As you probably know if you follow the news, a man named Martin Shkreli in charge of a startup firm called Turing Pharmaceuticals bought the rights to a drug called pyrimethamine (brand name Daraprim), used in the treatment of AIDS and malaria, and announced that he was jacking up its price from $13.60 to $750. Massive outrage resulted, which has echoed through social media for the past week.
Pyrimethamine is long since off patent. It is not difficult to manufacture, and sells cheaply in Europe. But under the distinctive food and drug laws of the United States you can’t just start turning out pills in your factory to compete with Shkreli, at least not without compiling and submitting a huge pile of regulatory paper with the U.S. Food and Drug Administration. This calls on the services of lawyers and scientists, costs a lot of money, and takes time, and you might or might not be able to recover the costs from the relatively small pool of users.
The FDA grants market exclusivity to companies that are willing to take “grandfathered” compounds into compliance with their current regulatory framework, and that’s led to some ridiculous situations with drugs like colchicine and progesterone. (Perhaps the worst example is a company that’s using this technique to get ahold of a drug that’s currently being provided at no charge whatsoever).
Among laws that used the “marketing exclusivity” technique to award monopolies on older drugs, on the logic that otherwise no one would step forward to handle the heavy costs of getting those drugs regulatory clearance, were the Drug Price Competition and Patent Term Restoration Act of 1984, better known as the Hatch-Waxman Act, originally introduced by Sen. Charles Mathias (R-Md.), and the Orphan Drug Act of 1983, introduced by Rep. Henry Waxman (D-Calif.) (We covered the issue briefly in this 2011 post.) In various ways that backers appear not to have foreseen, opportunistic actors have succeeded in seizing the legal-monopoly status made available for various compounds without always providing as much public benefit in return as had been expected. To enforce their legal monopoly, some of these companies sue rival drugmakers to force them to pull their competing offerings off the market.
Underlying it all — but seldom asked — was whether the gigantic costs of regulatory approval are really a necessary evil. Libertarian-minded critics were especially inclined to question whether hugely expensive studies and paperwork should really be required in the case of grandfathered or “generally recognized as safe” drugs, many of which have been familiar to the medical profession for decades or even centuries, allowing for a collective sense to emerge of their safety and effectiveness. But the view that progressives tended to champion — which prevailed — was that older compounds and those used for rare diseases should be held to no less stringent a standard than any other, and should either be withdrawn from the market or have their safety and effectiveness proved at someone’s expense.
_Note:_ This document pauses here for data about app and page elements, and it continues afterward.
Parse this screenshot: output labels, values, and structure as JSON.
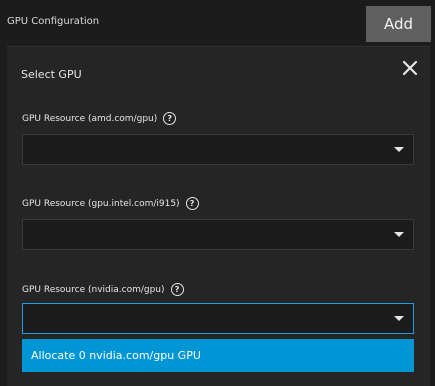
{
  "topbar": {
    "title": "GPU Configuration",
    "add_label": "Add"
  },
  "panel": {
    "title": "Select GPU"
  },
  "fields": [
    {
      "label": "GPU Resource (amd.com/gpu)",
      "help": "?",
      "value": ""
    },
    {
      "label": "GPU Resource (gpu.intel.com/i915)",
      "help": "?",
      "value": ""
    },
    {
      "label": "GPU Resource (nvidia.com/gpu)",
      "help": "?",
      "value": ""
    }
  ],
  "dropdown": {
    "options": [
      "Allocate 0 nvidia.com/gpu GPU"
    ]
  },
  "colors": {
    "accent": "#0095d5",
    "focus_border": "#1e9ce4",
    "background": "#1c1c1c",
    "panel": "#252525",
    "button": "#5f5f5f"
  },
  "icons": {
    "close": "close-icon",
    "help": "help-icon",
    "dropdown": "chevron-down-icon"
  }
}
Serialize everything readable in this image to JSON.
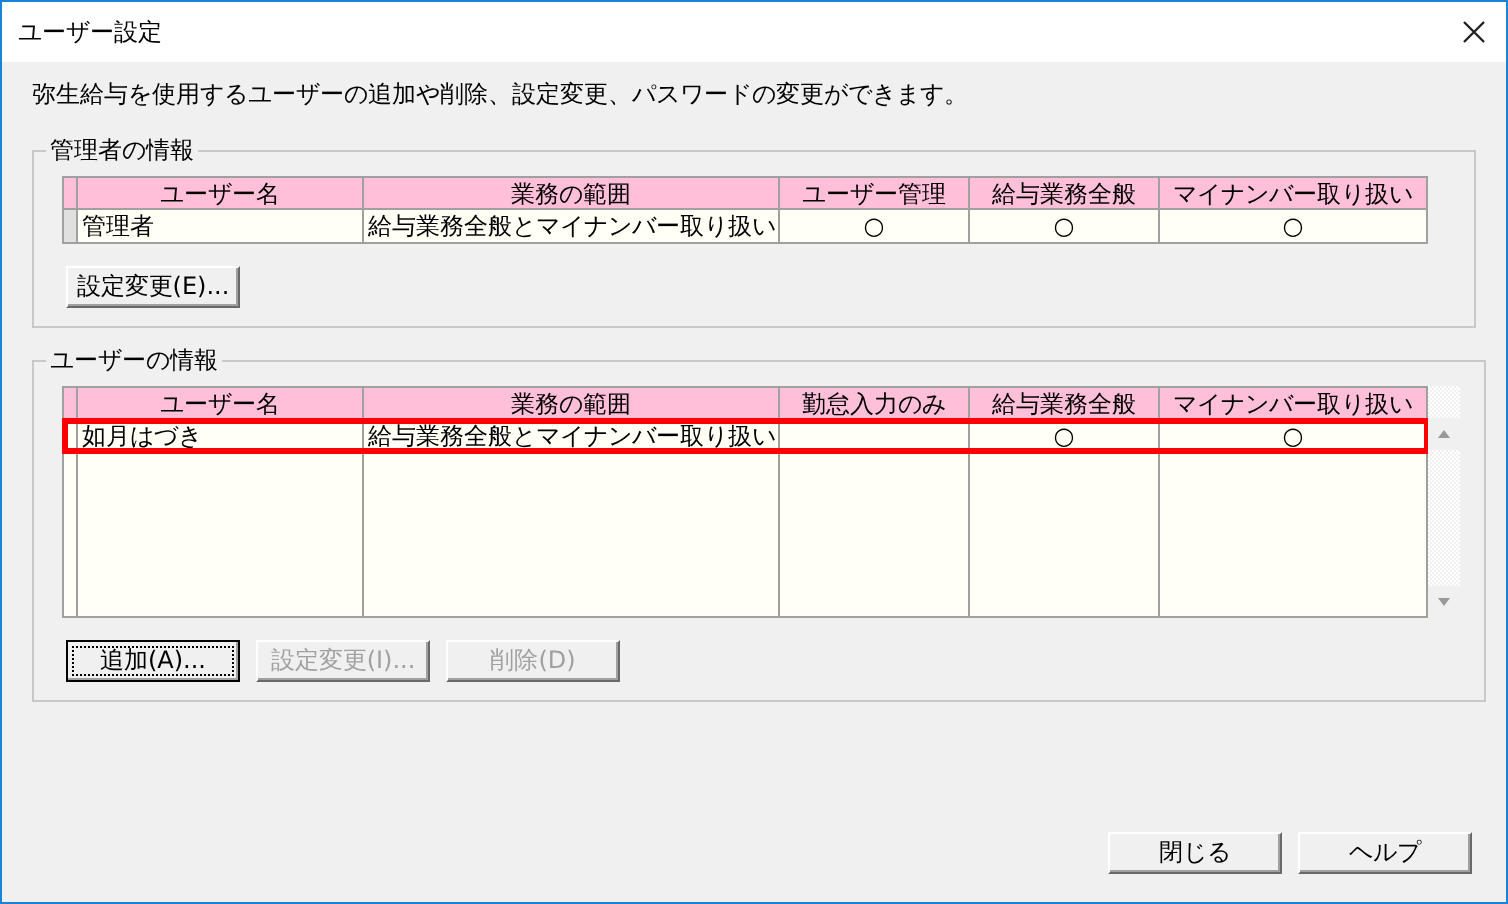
{
  "window": {
    "title": "ユーザー設定"
  },
  "description": "弥生給与を使用するユーザーの追加や削除、設定変更、パスワードの変更ができます。",
  "admin_section": {
    "title": "管理者の情報",
    "columns": [
      "ユーザー名",
      "業務の範囲",
      "ユーザー管理",
      "給与業務全般",
      "マイナンバー取り扱い"
    ],
    "rows": [
      {
        "cells": [
          "管理者",
          "給与業務全般とマイナンバー取り扱い",
          "○",
          "○",
          "○"
        ],
        "selected": false
      }
    ],
    "buttons": [
      {
        "label": "設定変更(E)...",
        "disabled": false,
        "focused": false
      }
    ]
  },
  "user_section": {
    "title": "ユーザーの情報",
    "columns": [
      "ユーザー名",
      "業務の範囲",
      "勤怠入力のみ",
      "給与業務全般",
      "マイナンバー取り扱い"
    ],
    "rows": [
      {
        "cells": [
          "如月はづき",
          "給与業務全般とマイナンバー取り扱い",
          null,
          "○",
          "○"
        ],
        "selected": true
      }
    ],
    "buttons": [
      {
        "label": "追加(A)...",
        "disabled": false,
        "focused": true
      },
      {
        "label": "設定変更(I)...",
        "disabled": true,
        "focused": false
      },
      {
        "label": "削除(D)",
        "disabled": true,
        "focused": false
      }
    ]
  },
  "footer_buttons": [
    {
      "label": "閉じる",
      "disabled": false,
      "focused": false
    },
    {
      "label": "ヘルプ",
      "disabled": false,
      "focused": false
    }
  ]
}
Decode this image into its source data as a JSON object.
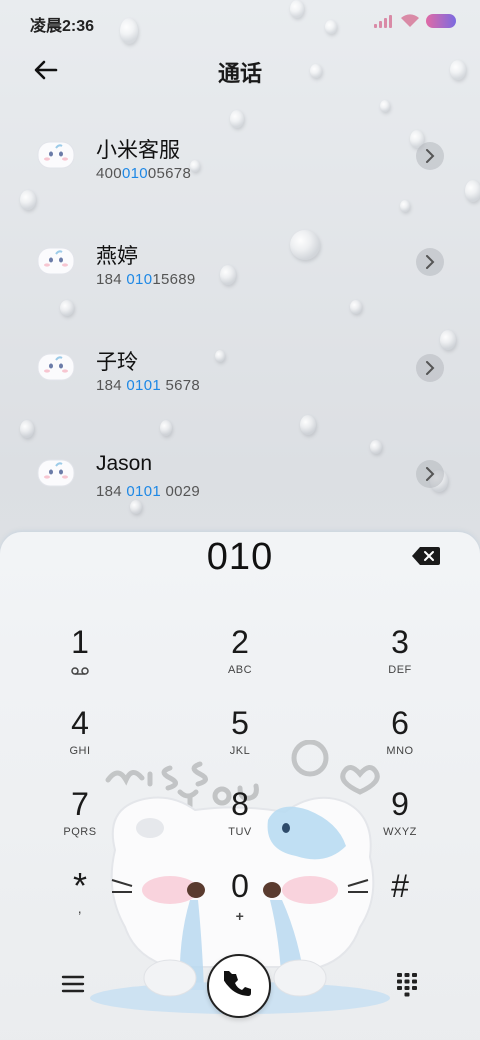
{
  "status_bar": {
    "time": "凌晨2:36",
    "icons": [
      "signal-icon",
      "wifi-icon",
      "battery-icon"
    ]
  },
  "header": {
    "title": "通话",
    "back_icon": "back-arrow-icon"
  },
  "contacts": [
    {
      "name": "小米客服",
      "number_prefix": "400",
      "number_match": "010",
      "number_suffix": "05678"
    },
    {
      "name": "燕婷",
      "number_prefix": "184 ",
      "number_match": "010",
      "number_suffix": "15689"
    },
    {
      "name": "子玲",
      "number_prefix": "184 ",
      "number_match": "0101",
      "number_suffix": " 5678"
    },
    {
      "name": "Jason",
      "number_prefix": "184 ",
      "number_match": "0101",
      "number_suffix": " 0029"
    }
  ],
  "dialer": {
    "input_value": "010",
    "keys": [
      {
        "digit": "1",
        "letters": ""
      },
      {
        "digit": "2",
        "letters": "ABC"
      },
      {
        "digit": "3",
        "letters": "DEF"
      },
      {
        "digit": "4",
        "letters": "GHI"
      },
      {
        "digit": "5",
        "letters": "JKL"
      },
      {
        "digit": "6",
        "letters": "MNO"
      },
      {
        "digit": "7",
        "letters": "PQRS"
      },
      {
        "digit": "8",
        "letters": "TUV"
      },
      {
        "digit": "9",
        "letters": "WXYZ"
      },
      {
        "digit": "*",
        "letters": ","
      },
      {
        "digit": "0",
        "letters": "+"
      },
      {
        "digit": "#",
        "letters": ""
      }
    ]
  },
  "colors": {
    "match_highlight": "#1e88e5",
    "accent_battery": "#e06aa5"
  }
}
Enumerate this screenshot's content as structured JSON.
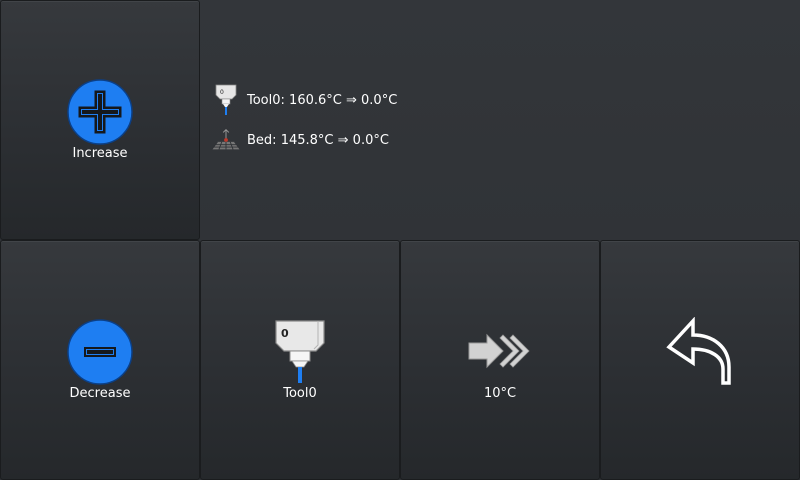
{
  "buttons": {
    "increase": {
      "label": "Increase",
      "icon": "plus-circle-icon"
    },
    "decrease": {
      "label": "Decrease",
      "icon": "minus-circle-icon"
    },
    "tool": {
      "label": "Tool0",
      "icon": "extruder-icon",
      "icon_number": "0"
    },
    "step": {
      "label": "10°C",
      "icon": "increment-arrows-icon"
    },
    "back": {
      "icon": "back-arrow-icon"
    }
  },
  "temperatures": {
    "tool": {
      "name": "Tool0",
      "current": "160.6°C",
      "target": "0.0°C",
      "arrow": "⇒",
      "icon_number": "0"
    },
    "bed": {
      "name": "Bed",
      "current": "145.8°C",
      "target": "0.0°C",
      "arrow": "⇒"
    }
  },
  "colors": {
    "accent_blue": "#1e7ef2",
    "background": "#2f3236"
  }
}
At the Niskanen Center, Will Wilkinson ties together several of these themes. “Martin Shkreli… bought himself a monopoly made entirely of health-and-safety red tape,” he notes. The most-hated businessperson of the year is “cashing in precisely because the American pharmaceutical market is so far from free.”
Meanwhile, today’s moralistic politicians denounce the resulting fiasco without acknowledging the role of yesterday’s moralistic politicians in helping to bring it about (cross-posted in adapted form at Cato at Liberty).
More: “if another company wanted to compete to sell the same medicine [Daraprim], it would need to apply for a new generic drug approval, by submitting an ‘Abbreviated New Drug Application’ to the FDA. Filing one of these applications with the FDA used to cost as little as $1 million; today it can run as high as $20 million, sometimes more. …On average, it takes about 50 months for the FDA to approve a single generic application.” [Scott Gottlieb, WSJ] To clarify what I should have spelled out above: while exclusivity grants under the 1983 and 1984 laws have been associated with price jumps for a range of older drugs, the ANDA obstacle to entry by itself accounts for Shkreli’s monopoly position, which he cleverly amplified by sharp practices described by Ronald Bailey: “First, he apparently talked Impax [a predecessor holder of the sole FDA rights to market Daraprim] into starving the wholesale market of the drug, so that when Turing completed its purchase of the rights there were no extra pills floating around. Next, he set up an exclusive distribution network as a way of preventing potential competitors from obtaining enough Daraprim to conduct [the equivalence] trials for the FDA” necessary to develop an ANDA so as eventually to challenge his regulatory monopoly. And Scott Alexander at Slate Star Codex adds the Daraprim episode to a list of calamitous failures of generic drug regulation.